## EXERCISE AIM
As you look over the data below, please find each line where the word "バージョンアップのお知らせ" appears, then copy it.

## EXERCISE INPUTS
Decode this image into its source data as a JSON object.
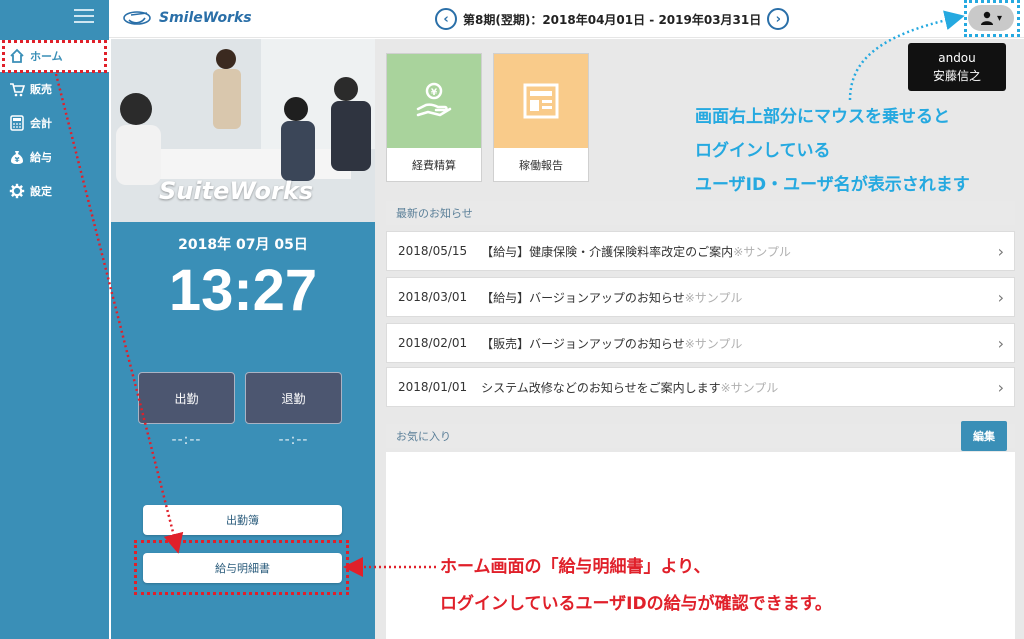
{
  "header": {
    "logo": "SmileWorks",
    "period": "第8期(翌期)：2018年04月01日 - 2019年03月31日",
    "prev": "‹",
    "next": "›",
    "user_caret": "▾"
  },
  "sidebar": {
    "items": [
      {
        "label": "ホーム",
        "icon": "home-icon"
      },
      {
        "label": "販売",
        "icon": "cart-icon"
      },
      {
        "label": "会計",
        "icon": "calculator-icon"
      },
      {
        "label": "給与",
        "icon": "money-bag-icon"
      },
      {
        "label": "設定",
        "icon": "gear-icon"
      }
    ]
  },
  "left_panel": {
    "photo_logo": "SuiteWorks",
    "date": "2018年 07月 05日",
    "time": "13:27",
    "clock_in": "出勤",
    "clock_out": "退勤",
    "clock_in_time": "--:--",
    "clock_out_time": "--:--",
    "attendance_book": "出勤簿",
    "payslip": "給与明細書"
  },
  "main": {
    "tiles": [
      {
        "label": "経費精算",
        "color": "#a9d39c"
      },
      {
        "label": "稼働報告",
        "color": "#f9cb8a"
      }
    ],
    "news_header": "最新のお知らせ",
    "news": [
      {
        "date": "2018/05/15",
        "text": "【給与】健康保険・介護保険料率改定のご案内",
        "sample": "※サンプル"
      },
      {
        "date": "2018/03/01",
        "text": "【給与】バージョンアップのお知らせ",
        "sample": "※サンプル"
      },
      {
        "date": "2018/02/01",
        "text": "【販売】バージョンアップのお知らせ",
        "sample": "※サンプル"
      },
      {
        "date": "2018/01/01",
        "text": "システム改修などのお知らせをご案内します",
        "sample": "※サンプル"
      }
    ],
    "favorites_header": "お気に入り",
    "edit_button": "編集"
  },
  "tooltip": {
    "user_id": "andou",
    "user_name": "安藤信之"
  },
  "annotations": {
    "blue": [
      "画面右上部分にマウスを乗せると",
      "ログインしている",
      "ユーザID・ユーザ名が表示されます"
    ],
    "red": [
      "ホーム画面の「給与明細書」より、",
      "ログインしているユーザIDの給与が確認できます。"
    ]
  },
  "colors": {
    "brand": "#3a8fb7",
    "accent_red": "#e0202a",
    "accent_blue": "#25a9e0"
  }
}
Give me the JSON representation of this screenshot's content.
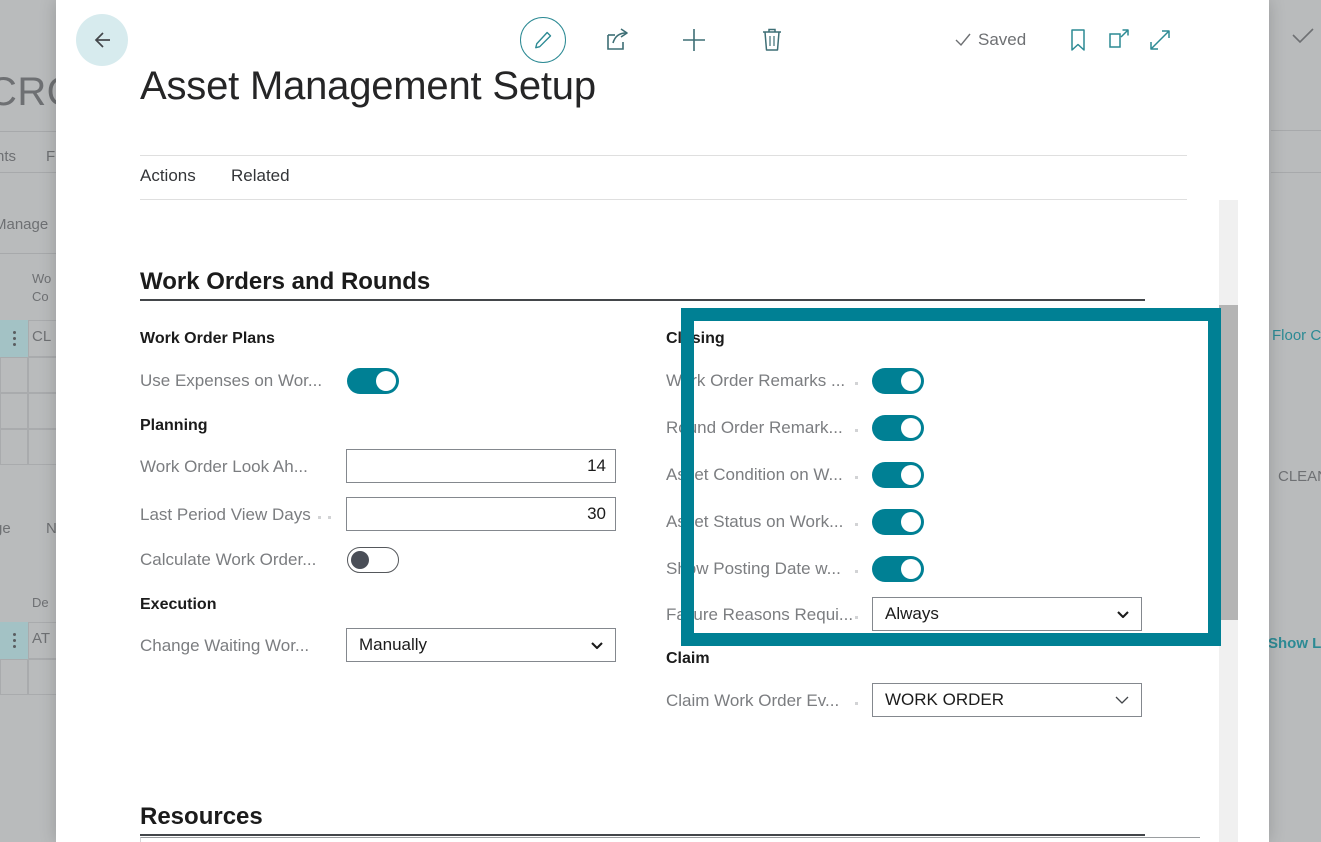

## TASK OUTPUT
        "text": "【給与】バージョンアップのお知らせ",
        "text": "【販売】バージョンアップのお知らせ",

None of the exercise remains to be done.